▶ _EXERCISE REQUIREMENTS_
Take each line of the data that contains the string "Click" and copy it.

[MATERIALS PROVIDED]

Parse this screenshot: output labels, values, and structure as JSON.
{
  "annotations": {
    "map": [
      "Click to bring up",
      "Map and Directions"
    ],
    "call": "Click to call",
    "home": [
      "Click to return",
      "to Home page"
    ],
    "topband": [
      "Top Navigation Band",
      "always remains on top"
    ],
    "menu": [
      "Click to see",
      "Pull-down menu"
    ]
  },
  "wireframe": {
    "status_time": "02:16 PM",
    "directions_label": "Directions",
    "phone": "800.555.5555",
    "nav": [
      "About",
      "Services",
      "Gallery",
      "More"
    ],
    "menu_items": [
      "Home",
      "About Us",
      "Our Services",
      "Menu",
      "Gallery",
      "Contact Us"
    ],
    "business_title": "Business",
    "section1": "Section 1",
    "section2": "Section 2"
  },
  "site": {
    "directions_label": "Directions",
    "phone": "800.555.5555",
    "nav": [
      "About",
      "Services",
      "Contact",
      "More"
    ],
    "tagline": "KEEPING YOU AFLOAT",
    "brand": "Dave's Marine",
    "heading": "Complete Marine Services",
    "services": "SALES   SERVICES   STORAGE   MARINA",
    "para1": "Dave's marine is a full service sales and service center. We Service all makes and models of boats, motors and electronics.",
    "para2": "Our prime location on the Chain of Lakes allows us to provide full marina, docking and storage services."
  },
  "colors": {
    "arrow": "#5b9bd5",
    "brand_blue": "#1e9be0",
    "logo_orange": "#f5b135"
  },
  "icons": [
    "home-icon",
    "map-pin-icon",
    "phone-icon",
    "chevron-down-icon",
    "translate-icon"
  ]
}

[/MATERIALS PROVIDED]

▶ _RESPONSE TO THIS EXERCISE_
      "Click to bring up",
    "call": "Click to call",
      "Click to return",
      "Click to see",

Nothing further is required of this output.